Increasingly, people are willing to pay. Before the rout in the stock market began, China saw a slump in the domestic real estate market—by far the most favored investment for middle- and upper-class Chinese. Property and stocks are the most common ways Chinese tend to save, given that banks offer interest rates on savings that continue to linger around the inflation rate. Over a year ago, the government started to support the Shanghai and Shenzhen stock markets—by allowing more trading on margin, among other things.

But Chinese investors have also been looking to foreign property markets to stash their money, and the current market turmoil at home will only intensify that interest. According to the National Association of Realtors in the United States, the Chinese just became the largest foreign purchasers of residential property in the United States, accounting for 16 percent of all foreign purchases in the quarter ending March 31, compared with 14 percent purchased by Canadians, traditionally the top foreign investor in U.S. residential property.

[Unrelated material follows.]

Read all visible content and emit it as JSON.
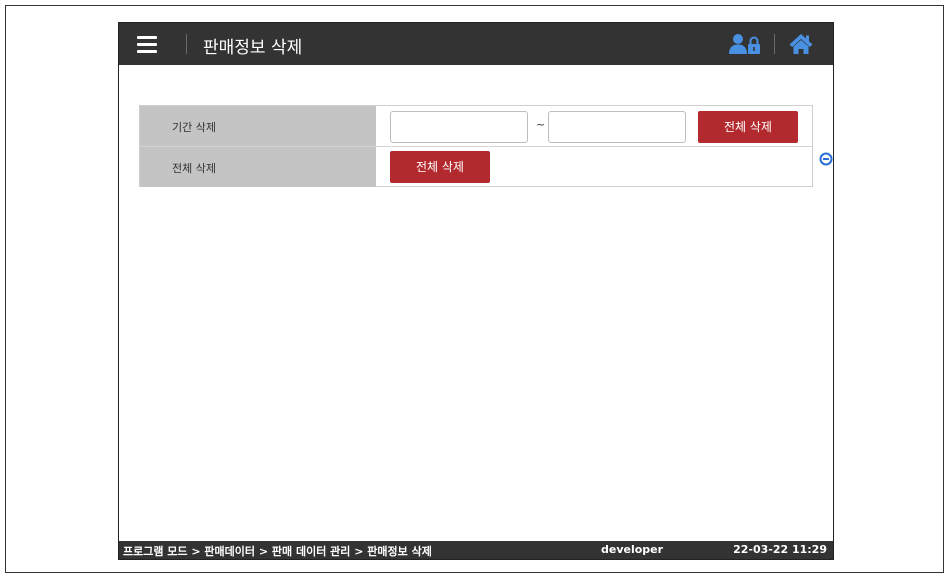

8. The probity question – This John Garnaut piece in the Sydney Morning Herald about foreign buying in the Sydney market is well worth a re-read. It focuses on money laundering. Garnaut was a reporter in China for years and knows of what he is talking about. He wrote this piece after controversy over the sale of one mansion known as Villa del Mare.

The harder questions we should be asking include how do we know who, exactly, is investing from a country where transparency is minimal and patronage relationships can rule supreme.

And how do we know how money has been generated in a mainland Chinese system that has no rule-of-law?

How are millions of dollars taken out of a country that imposes a US$50,000 limit?

Much of the money has been legitimately generated overseas, such as the property developers like the previous owner of Villa Del Mare, who listed his real estate company in Hong Kong.

But there are too many well-sourced anecdotes of inflated invoices, opaque casino dealings and private jets arriving with suitcases stuffed with cash for the probity question to be ignored.

9. John Oliver has a lot of fun having a go at taxpayer subsidies for sports stadiums.

10. Totally Clarke and Dawe looking at the enigma that is Malcolm Turnbull.